Problem to work on
Each entry must be output once more without any change.

::::::::::

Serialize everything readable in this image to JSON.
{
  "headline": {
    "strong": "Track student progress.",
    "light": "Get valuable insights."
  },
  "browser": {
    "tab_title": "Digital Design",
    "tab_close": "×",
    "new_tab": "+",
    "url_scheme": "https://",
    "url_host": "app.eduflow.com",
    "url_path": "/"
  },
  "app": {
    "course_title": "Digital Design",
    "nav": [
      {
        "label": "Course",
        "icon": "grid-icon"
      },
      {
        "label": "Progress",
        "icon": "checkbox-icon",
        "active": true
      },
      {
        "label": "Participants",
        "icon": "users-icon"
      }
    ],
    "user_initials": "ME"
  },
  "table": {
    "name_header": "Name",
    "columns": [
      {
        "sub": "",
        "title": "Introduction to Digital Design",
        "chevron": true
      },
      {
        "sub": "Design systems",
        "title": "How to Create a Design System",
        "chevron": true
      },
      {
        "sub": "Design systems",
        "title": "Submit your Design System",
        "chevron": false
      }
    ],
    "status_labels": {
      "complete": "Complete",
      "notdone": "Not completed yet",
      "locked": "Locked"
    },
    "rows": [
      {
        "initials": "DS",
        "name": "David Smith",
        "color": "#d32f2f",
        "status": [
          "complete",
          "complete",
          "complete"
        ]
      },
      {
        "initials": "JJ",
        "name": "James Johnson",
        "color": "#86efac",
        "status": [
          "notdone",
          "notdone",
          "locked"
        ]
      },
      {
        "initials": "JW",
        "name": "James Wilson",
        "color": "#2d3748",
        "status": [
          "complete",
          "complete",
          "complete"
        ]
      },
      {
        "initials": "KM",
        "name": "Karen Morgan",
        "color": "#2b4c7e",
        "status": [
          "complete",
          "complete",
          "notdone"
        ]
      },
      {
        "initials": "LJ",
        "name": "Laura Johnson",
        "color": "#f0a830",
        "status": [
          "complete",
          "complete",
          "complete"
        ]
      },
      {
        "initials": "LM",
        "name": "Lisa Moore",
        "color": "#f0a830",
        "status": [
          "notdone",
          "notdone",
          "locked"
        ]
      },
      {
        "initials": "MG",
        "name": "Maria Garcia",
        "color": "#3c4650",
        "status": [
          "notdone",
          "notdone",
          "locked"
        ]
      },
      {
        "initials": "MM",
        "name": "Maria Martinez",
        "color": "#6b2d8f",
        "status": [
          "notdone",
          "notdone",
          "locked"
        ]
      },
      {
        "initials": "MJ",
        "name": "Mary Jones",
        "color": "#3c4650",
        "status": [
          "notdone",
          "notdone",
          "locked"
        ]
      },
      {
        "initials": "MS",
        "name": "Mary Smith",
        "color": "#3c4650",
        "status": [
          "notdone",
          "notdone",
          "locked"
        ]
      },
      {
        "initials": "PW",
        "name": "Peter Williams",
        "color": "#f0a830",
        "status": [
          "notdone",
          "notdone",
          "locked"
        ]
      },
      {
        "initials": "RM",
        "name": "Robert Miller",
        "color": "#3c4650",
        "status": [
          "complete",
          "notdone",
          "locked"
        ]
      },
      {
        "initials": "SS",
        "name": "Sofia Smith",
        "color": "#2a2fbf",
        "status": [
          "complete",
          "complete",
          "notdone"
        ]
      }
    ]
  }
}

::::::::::

Exercise response
Serialize everything readable in this image to JSON.
{
  "headline": {
    "strong": "Track student progress.",
    "light": "Get valuable insights."
  },
  "browser": {
    "tab_title": "Digital Design",
    "tab_close": "×",
    "new_tab": "+",
    "url_scheme": "https://",
    "url_host": "app.eduflow.com",
    "url_path": "/"
  },
  "app": {
    "course_title": "Digital Design",
    "nav": [
      {
        "label": "Course",
        "icon": "grid-icon"
      },
      {
        "label": "Progress",
        "icon": "checkbox-icon",
        "active": true
      },
      {
        "label": "Participants",
        "icon": "users-icon"
      }
    ],
    "user_initials": "ME"
  },
  "table": {
    "name_header": "Name",
    "columns": [
      {
        "sub": "",
        "title": "Introduction to Digital Design",
        "chevron": true
      },
      {
        "sub": "Design systems",
        "title": "How to Create a Design System",
        "chevron": true
      },
      {
        "sub": "Design systems",
        "title": "Submit your Design System",
        "chevron": false
      }
    ],
    "status_labels": {
      "complete": "Complete",
      "notdone": "Not completed yet",
      "locked": "Locked"
    },
    "rows": [
      {
        "initials": "DS",
        "name": "David Smith",
        "color": "#d32f2f",
        "status": [
          "complete",
          "complete",
          "complete"
        ]
      },
      {
        "initials": "JJ",
        "name": "James Johnson",
        "color": "#86efac",
        "status": [
          "notdone",
          "notdone",
          "locked"
        ]
      },
      {
        "initials": "JW",
        "name": "James Wilson",
        "color": "#2d3748",
        "status": [
          "complete",
          "complete",
          "complete"
        ]
      },
      {
        "initials": "KM",
        "name": "Karen Morgan",
        "color": "#2b4c7e",
        "status": [
          "complete",
          "complete",
          "notdone"
        ]
      },
      {
        "initials": "LJ",
        "name": "Laura Johnson",
        "color": "#f0a830",
        "status": [
          "complete",
          "complete",
          "complete"
        ]
      },
      {
        "initials": "LM",
        "name": "Lisa Moore",
        "color": "#f0a830",
        "status": [
          "notdone",
          "notdone",
          "locked"
        ]
      },
      {
        "initials": "MG",
        "name": "Maria Garcia",
        "color": "#3c4650",
        "status": [
          "notdone",
          "notdone",
          "locked"
        ]
      },
      {
        "initials": "MM",
        "name": "Maria Martinez",
        "color": "#6b2d8f",
        "status": [
          "notdone",
          "notdone",
          "locked"
        ]
      },
      {
        "initials": "MJ",
        "name": "Mary Jones",
        "color": "#3c4650",
        "status": [
          "notdone",
          "notdone",
          "locked"
        ]
      },
      {
        "initials": "MS",
        "name": "Mary Smith",
        "color": "#3c4650",
        "status": [
          "notdone",
          "notdone",
          "locked"
        ]
      },
      {
        "initials": "PW",
        "name": "Peter Williams",
        "color": "#f0a830",
        "status": [
          "notdone",
          "notdone",
          "locked"
        ]
      },
      {
        "initials": "RM",
        "name": "Robert Miller",
        "color": "#3c4650",
        "status": [
          "complete",
          "notdone",
          "locked"
        ]
      },
      {
        "initials": "SS",
        "name": "Sofia Smith",
        "color": "#2a2fbf",
        "status": [
          "complete",
          "complete",
          "notdone"
        ]
      }
    ]
  }
}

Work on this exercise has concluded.